Stored dataset items:
━━━━

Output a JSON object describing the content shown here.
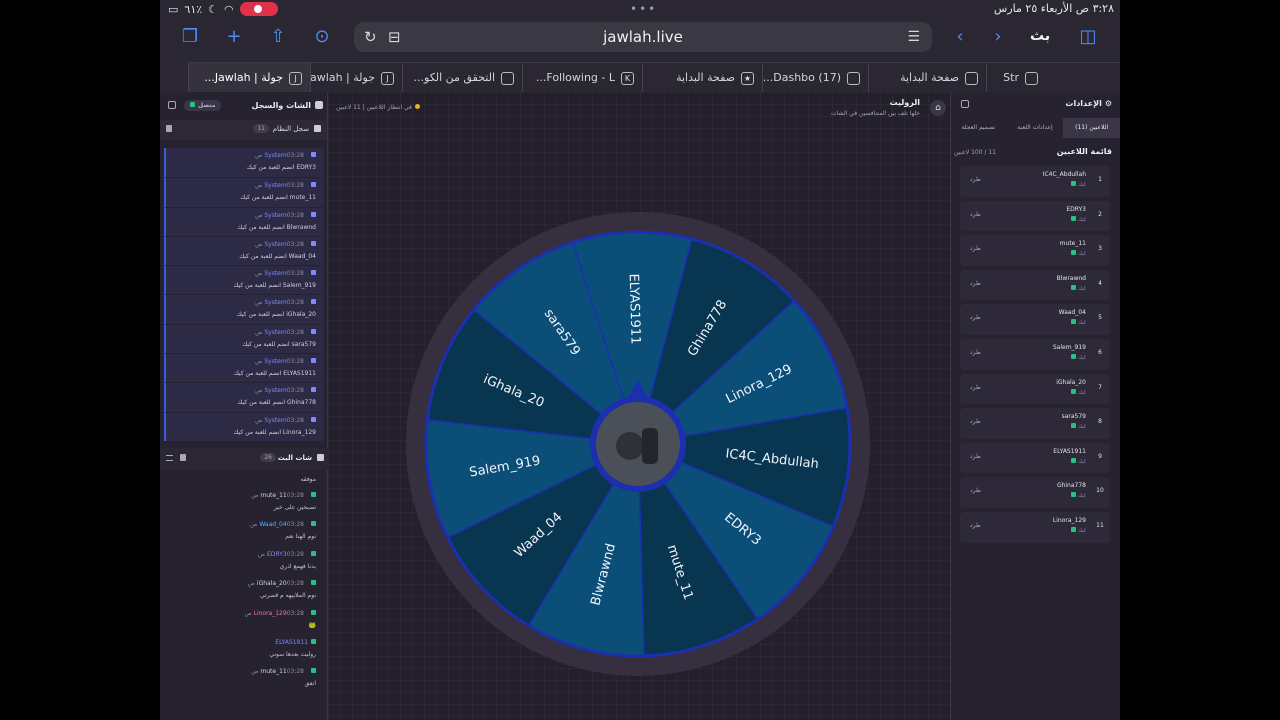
{
  "status": {
    "time_date": "٣:٢٨ ص  الأربعاء ٢٥ مارس",
    "battery": "٦١٪"
  },
  "browser": {
    "url": "jawlah.live",
    "search_label": "بث",
    "tabs": [
      {
        "label": "جولة | Jawlah...",
        "active": true,
        "fav": "J"
      },
      {
        "label": "جولة | Jawlah...",
        "fav": "J"
      },
      {
        "label": "التحقق من الكو...",
        "fav": ""
      },
      {
        "label": "Following - L...",
        "fav": "K"
      },
      {
        "label": "صفحة البداية",
        "fav": "★"
      },
      {
        "label": "(17) Dashbo...",
        "fav": ""
      },
      {
        "label": "صفحة البداية",
        "fav": ""
      },
      {
        "label": "Str",
        "fav": ""
      }
    ]
  },
  "left": {
    "title": "الشات والسجل",
    "connected": "متصل",
    "syslog": {
      "title": "سجل النظام",
      "count": "11",
      "entries": [
        {
          "who": "System",
          "time": "03:28 ص",
          "msg": "EDRY3 انضم للعبة من كيك"
        },
        {
          "who": "System",
          "time": "03:28 ص",
          "msg": "mute_11 انضم للعبة من كيك"
        },
        {
          "who": "System",
          "time": "03:28 ص",
          "msg": "Blwrawnd انضم للعبة من كيك"
        },
        {
          "who": "System",
          "time": "03:28 ص",
          "msg": "Waad_04 انضم للعبة من كيك"
        },
        {
          "who": "System",
          "time": "03:28 ص",
          "msg": "Salem_919 انضم للعبة من كيك"
        },
        {
          "who": "System",
          "time": "03:28 ص",
          "msg": "iGhala_20 انضم للعبة من كيك"
        },
        {
          "who": "System",
          "time": "03:28 ص",
          "msg": "sara579 انضم للعبة من كيك"
        },
        {
          "who": "System",
          "time": "03:28 ص",
          "msg": "ELYAS1911 انضم للعبة من كيك"
        },
        {
          "who": "System",
          "time": "03:28 ص",
          "msg": "Ghina778 انضم للعبة من كيك"
        },
        {
          "who": "System",
          "time": "03:28 ص",
          "msg": "Linora_129 انضم للعبة من كيك"
        }
      ]
    },
    "chat": {
      "title": "شات البث",
      "count": "26",
      "first": "موفقه",
      "messages": [
        {
          "user": "mute_11",
          "time": "03:28 ص",
          "text": "تصبحين على خير",
          "color": "#d8d5e0"
        },
        {
          "user": "Waad_04",
          "time": "03:28 ص",
          "text": "نوم الهنا نعم",
          "color": "#5ab4ff"
        },
        {
          "user": "EDRY3",
          "time": "03:28 ص",
          "text": "بدنا فهمع اذري",
          "color": "#7e8cff"
        },
        {
          "user": "iGhala_20",
          "time": "03:28 ص",
          "text": "نوم الملابيهه م قصرتي",
          "color": "#d8d5e0"
        },
        {
          "user": "Linora_129",
          "time": "03:28 ص",
          "text": "🐸",
          "color": "#ff6fa0"
        },
        {
          "user": "ELYAS1911",
          "time": "",
          "text": "روليت بعدها سوني",
          "color": "#7e8cff"
        },
        {
          "user": "mute_11",
          "time": "03:28 ص",
          "text": "اتفق",
          "color": "#d8d5e0"
        }
      ]
    }
  },
  "center": {
    "title": "الروليت",
    "subtitle": "خلها تلف بين المتنافسين في الشات",
    "status": "في انتظار اللاعبين  |  11 لاعبين",
    "wheel": {
      "names": [
        "ELYAS1911",
        "Ghina778",
        "Linora_129",
        "IC4C_Abdullah",
        "EDRY3",
        "mute_11",
        "Blwrawnd",
        "Waad_04",
        "Salem_919",
        "iGhala_20",
        "sara579"
      ],
      "colors": [
        "#0b4f79",
        "#083550"
      ]
    }
  },
  "right": {
    "title": "الإعدادات",
    "tabs": [
      "اللاعبين (11)",
      "إعدادات اللعبة",
      "تصميم العجلة"
    ],
    "list_title": "قائمة اللاعبين",
    "list_count": "11 / 100 لاعبين",
    "kick": "طرد",
    "players": [
      {
        "n": "1",
        "name": "IC4C_Abdullah",
        "status": "كيك"
      },
      {
        "n": "2",
        "name": "EDRY3",
        "status": "كيك"
      },
      {
        "n": "3",
        "name": "mute_11",
        "status": "كيك"
      },
      {
        "n": "4",
        "name": "Blwrawnd",
        "status": "كيك"
      },
      {
        "n": "5",
        "name": "Waad_04",
        "status": "كيك"
      },
      {
        "n": "6",
        "name": "Salem_919",
        "status": "كيك"
      },
      {
        "n": "7",
        "name": "iGhala_20",
        "status": "كيك"
      },
      {
        "n": "8",
        "name": "sara579",
        "status": "كيك"
      },
      {
        "n": "9",
        "name": "ELYAS1911",
        "status": "كيك"
      },
      {
        "n": "10",
        "name": "Ghina778",
        "status": "كيك"
      },
      {
        "n": "11",
        "name": "Linora_129",
        "status": "كيك"
      }
    ]
  }
}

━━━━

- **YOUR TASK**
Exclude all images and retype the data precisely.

- **EXERCISE RESULT**
Output a JSON object describing the content shown here.
{
  "status": {
    "time_date": "٣:٢٨ ص  الأربعاء ٢٥ مارس",
    "battery": "٦١٪"
  },
  "browser": {
    "url": "jawlah.live",
    "search_label": "بث",
    "tabs": [
      {
        "label": "جولة | Jawlah...",
        "active": true,
        "fav": "J"
      },
      {
        "label": "جولة | Jawlah...",
        "fav": "J"
      },
      {
        "label": "التحقق من الكو...",
        "fav": ""
      },
      {
        "label": "Following - L...",
        "fav": "K"
      },
      {
        "label": "صفحة البداية",
        "fav": "★"
      },
      {
        "label": "(17) Dashbo...",
        "fav": ""
      },
      {
        "label": "صفحة البداية",
        "fav": ""
      },
      {
        "label": "Str",
        "fav": ""
      }
    ]
  },
  "left": {
    "title": "الشات والسجل",
    "connected": "متصل",
    "syslog": {
      "title": "سجل النظام",
      "count": "11",
      "entries": [
        {
          "who": "System",
          "time": "03:28 ص",
          "msg": "EDRY3 انضم للعبة من كيك"
        },
        {
          "who": "System",
          "time": "03:28 ص",
          "msg": "mute_11 انضم للعبة من كيك"
        },
        {
          "who": "System",
          "time": "03:28 ص",
          "msg": "Blwrawnd انضم للعبة من كيك"
        },
        {
          "who": "System",
          "time": "03:28 ص",
          "msg": "Waad_04 انضم للعبة من كيك"
        },
        {
          "who": "System",
          "time": "03:28 ص",
          "msg": "Salem_919 انضم للعبة من كيك"
        },
        {
          "who": "System",
          "time": "03:28 ص",
          "msg": "iGhala_20 انضم للعبة من كيك"
        },
        {
          "who": "System",
          "time": "03:28 ص",
          "msg": "sara579 انضم للعبة من كيك"
        },
        {
          "who": "System",
          "time": "03:28 ص",
          "msg": "ELYAS1911 انضم للعبة من كيك"
        },
        {
          "who": "System",
          "time": "03:28 ص",
          "msg": "Ghina778 انضم للعبة من كيك"
        },
        {
          "who": "System",
          "time": "03:28 ص",
          "msg": "Linora_129 انضم للعبة من كيك"
        }
      ]
    },
    "chat": {
      "title": "شات البث",
      "count": "26",
      "first": "موفقه",
      "messages": [
        {
          "user": "mute_11",
          "time": "03:28 ص",
          "text": "تصبحين على خير",
          "color": "#d8d5e0"
        },
        {
          "user": "Waad_04",
          "time": "03:28 ص",
          "text": "نوم الهنا نعم",
          "color": "#5ab4ff"
        },
        {
          "user": "EDRY3",
          "time": "03:28 ص",
          "text": "بدنا فهمع اذري",
          "color": "#7e8cff"
        },
        {
          "user": "iGhala_20",
          "time": "03:28 ص",
          "text": "نوم الملابيهه م قصرتي",
          "color": "#d8d5e0"
        },
        {
          "user": "Linora_129",
          "time": "03:28 ص",
          "text": "🐸",
          "color": "#ff6fa0"
        },
        {
          "user": "ELYAS1911",
          "time": "",
          "text": "روليت بعدها سوني",
          "color": "#7e8cff"
        },
        {
          "user": "mute_11",
          "time": "03:28 ص",
          "text": "اتفق",
          "color": "#d8d5e0"
        }
      ]
    }
  },
  "center": {
    "title": "الروليت",
    "subtitle": "خلها تلف بين المتنافسين في الشات",
    "status": "في انتظار اللاعبين  |  11 لاعبين",
    "wheel": {
      "names": [
        "ELYAS1911",
        "Ghina778",
        "Linora_129",
        "IC4C_Abdullah",
        "EDRY3",
        "mute_11",
        "Blwrawnd",
        "Waad_04",
        "Salem_919",
        "iGhala_20",
        "sara579"
      ],
      "colors": [
        "#0b4f79",
        "#083550"
      ]
    }
  },
  "right": {
    "title": "الإعدادات",
    "tabs": [
      "اللاعبين (11)",
      "إعدادات اللعبة",
      "تصميم العجلة"
    ],
    "list_title": "قائمة اللاعبين",
    "list_count": "11 / 100 لاعبين",
    "kick": "طرد",
    "players": [
      {
        "n": "1",
        "name": "IC4C_Abdullah",
        "status": "كيك"
      },
      {
        "n": "2",
        "name": "EDRY3",
        "status": "كيك"
      },
      {
        "n": "3",
        "name": "mute_11",
        "status": "كيك"
      },
      {
        "n": "4",
        "name": "Blwrawnd",
        "status": "كيك"
      },
      {
        "n": "5",
        "name": "Waad_04",
        "status": "كيك"
      },
      {
        "n": "6",
        "name": "Salem_919",
        "status": "كيك"
      },
      {
        "n": "7",
        "name": "iGhala_20",
        "status": "كيك"
      },
      {
        "n": "8",
        "name": "sara579",
        "status": "كيك"
      },
      {
        "n": "9",
        "name": "ELYAS1911",
        "status": "كيك"
      },
      {
        "n": "10",
        "name": "Ghina778",
        "status": "كيك"
      },
      {
        "n": "11",
        "name": "Linora_129",
        "status": "كيك"
      }
    ]
  }
}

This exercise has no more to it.